Genomics is quickly becoming integrated into our health-care systems, and uncovering diagnoses for many diseases that were previously genetic mysteries. However, current genomic databases despite being extremely valuable for research, often lack a diverse representation of ethnic groups from around the globe. The lack of diversity limits the ability of ethnic minorities to benefit from advances in healthcare. Genomic databases mostly contain data from individuals of European descent. As a result, those genome-catalogues do not represent the global population, but merely the ‘white’ Caucasian population.
Why is this important? To understand how diseases are influenced by our genes scientists must determine how often certain genetic variants occur in healthy people. If the variant is very common in the population, it is unlikely to be harmful; simply because disease genes are unlikely to be transmitted over generations. Collecting all this information determines what is ‘normal’ in a given population and which variants may cause complications.
Indeed, people from African and Asian ancestry are currently more likely than those of European ancestry to receive ambiguous genetic test results after genome sequencing, or be told that they have variants of unknown significance2. That lack of coverage means that that some populations are still being left behind on the road to precision medicine and geneticists will continue to miss important information about disease biology. For example, many African Americans are being misdiagnosed with a disease called Hypertrophic cardiomyopathy, an inherited heart condition that can cause sudden cardiac death. The reason is that those people were under-represented in the databases that were used for comparison. Variants that doctors thought caused the disease, and were regularly used to provide patients with positive diagnoses, were actually found to be common among healthy African Americans3 for whom these variants were normal. Patients were sent home with diagnoses of hypertrophic cardiomyopathy who didn’t actually have the disease. For others, healthcare providers are unable to provide them with a proper diagnosis, or prescribe unnecessary preventative treatments. Such situations happen often in minorities, a problematic situation because individuals from these groups often present with genetic conditions unique to their communities.

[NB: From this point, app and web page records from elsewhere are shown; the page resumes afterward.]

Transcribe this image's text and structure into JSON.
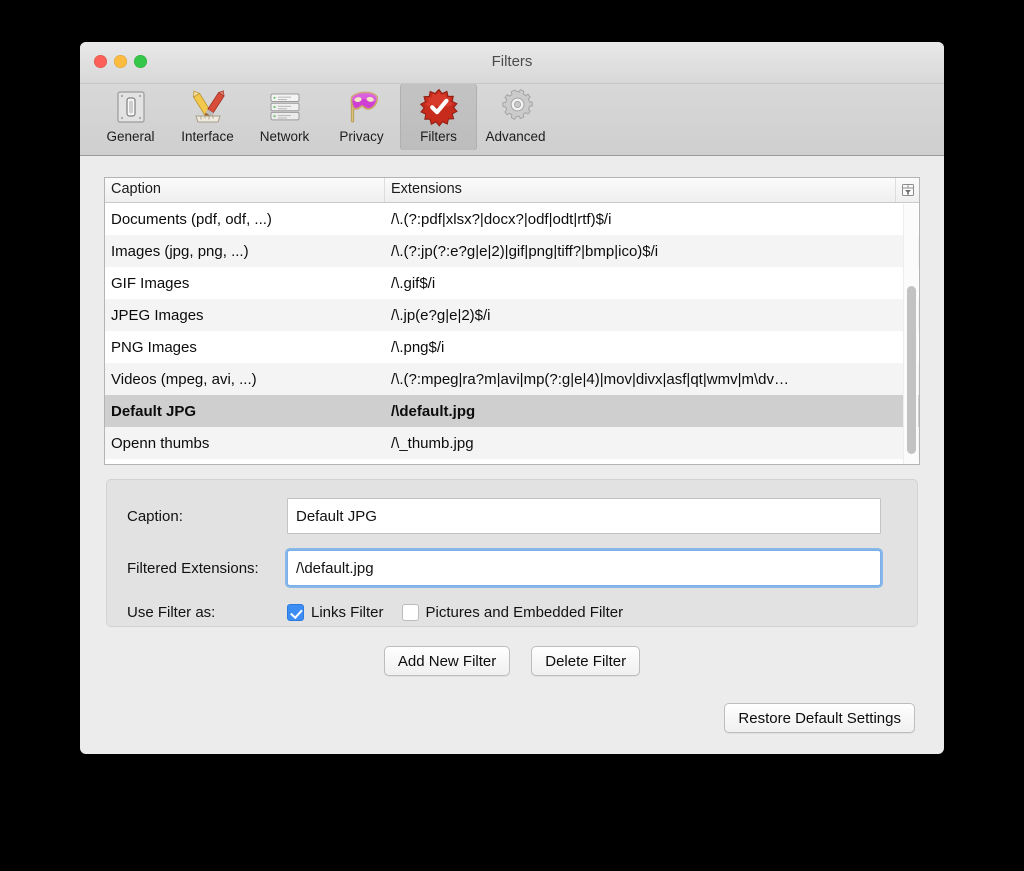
{
  "window": {
    "title": "Filters",
    "traffic_lights": [
      "close",
      "minimize",
      "zoom"
    ]
  },
  "toolbar": {
    "items": [
      {
        "label": "General",
        "icon": "switch-plate-icon",
        "selected": false
      },
      {
        "label": "Interface",
        "icon": "pencil-ruler-brush-icon",
        "selected": false
      },
      {
        "label": "Network",
        "icon": "server-stack-icon",
        "selected": false
      },
      {
        "label": "Privacy",
        "icon": "mask-icon",
        "selected": false
      },
      {
        "label": "Filters",
        "icon": "red-starburst-check-icon",
        "selected": true
      },
      {
        "label": "Advanced",
        "icon": "gear-icon",
        "selected": false
      }
    ]
  },
  "table": {
    "columns": [
      "Caption",
      "Extensions"
    ],
    "corner_icon": "column-options-icon",
    "rows": [
      {
        "caption": "Documents (pdf, odf, ...)",
        "extensions": "/\\.(?:pdf|xlsx?|docx?|odf|odt|rtf)$/i",
        "selected": false
      },
      {
        "caption": "Images (jpg, png, ...)",
        "extensions": "/\\.(?:jp(?:e?g|e|2)|gif|png|tiff?|bmp|ico)$/i",
        "selected": false
      },
      {
        "caption": "GIF Images",
        "extensions": "/\\.gif$/i",
        "selected": false
      },
      {
        "caption": "JPEG Images",
        "extensions": "/\\.jp(e?g|e|2)$/i",
        "selected": false
      },
      {
        "caption": "PNG Images",
        "extensions": "/\\.png$/i",
        "selected": false
      },
      {
        "caption": "Videos (mpeg, avi, ...)",
        "extensions": "/\\.(?:mpeg|ra?m|avi|mp(?:g|e|4)|mov|divx|asf|qt|wmv|m\\dv…",
        "selected": false
      },
      {
        "caption": "Default JPG",
        "extensions": "/\\default.jpg",
        "selected": true
      },
      {
        "caption": "Openn thumbs",
        "extensions": "/\\_thumb.jpg",
        "selected": false
      }
    ]
  },
  "detail": {
    "caption_label": "Caption:",
    "caption_value": "Default JPG",
    "extensions_label": "Filtered Extensions:",
    "extensions_value": "/\\default.jpg",
    "use_filter_label": "Use Filter as:",
    "links_filter_label": "Links Filter",
    "links_filter_checked": true,
    "pictures_filter_label": "Pictures and Embedded Filter",
    "pictures_filter_checked": false
  },
  "buttons": {
    "add_new_filter": "Add New Filter",
    "delete_filter": "Delete Filter",
    "restore_defaults": "Restore Default Settings"
  },
  "colors": {
    "accent": "#3d8ef4",
    "focus_ring": "#7aaee8",
    "window_bg": "#ececec",
    "selected_row": "#cfcfcf"
  }
}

There are many reasons for this situation, some populations are easily bypassed. For example, people may have limited access to modern medical centers (like in rural areas), or decide not to contribute their samples to research due to cultural or historical reasons. Obviously, we must diversify genomic databases so that everyone can benefit equally from the genetic revolution.
To move the field forward, we at Shivom started a large-scale project in collaboration with local doctors and medical centers in the Punjab province in India to sequence population subgroups that are typically not showing up in the established genomics databases. The study cohort will primarily be composed of individuals from a remote rural area, from underprivileged/poor individuals in several urban regions (those that have no housing and/or medical support), and patients of several hospitals, e.g., with severe inborn diseases. The northern part of India has more than 220 ethnic groups living in very diverse topographies. The economic burden in dealing with health issues could be reduced by precision medicine, which could be achieved by use of detailed genetic information. The Shivom Project will lead to a new understanding of the different ethnic groups of Asia, a region with the highest diversity of ethnic groups, and which puts this part of India in a unique position for the mapping of the human genome.
Getting reliable genomics and phenotypic/peripheral health data from low-income countries will dramatically change health outcomes and prepares the global community to deal with neglected diseases and even disease outbreaks. Acquiring large amounts of genomic data from patients and healthy people in Africa, Asia, the Middle East and other regions will become increasingly vital to correctly assess and annotate disease variants. Long-term, all human groups need to be well presented in genomic databases.
Together, by sharing underrepresented anonymized genomic information, we are making genome sequencing more useful and actionable for researchers and healthcare professionals — to benefit all people, all over the world.
— By Dr.Axel Schumacher(CEO of Project SHIVOM)
1. Popejoy, A. B. & Fullerton, S. M. Genomics is failing on diversity. Nature 538, 161–164 (2016).
2. Petrovski, S. et al. Unequal representation of genetic variation across ancestry groups creates healthcare inequality in the application of precision medicine. Genome Biol. 17, 157 (2016).
3. Manrai, A. K. et al. Genetic Misdiagnoses and the Potential for Health Disparities. N. Engl. J. Med. 375, 655–665 (2016).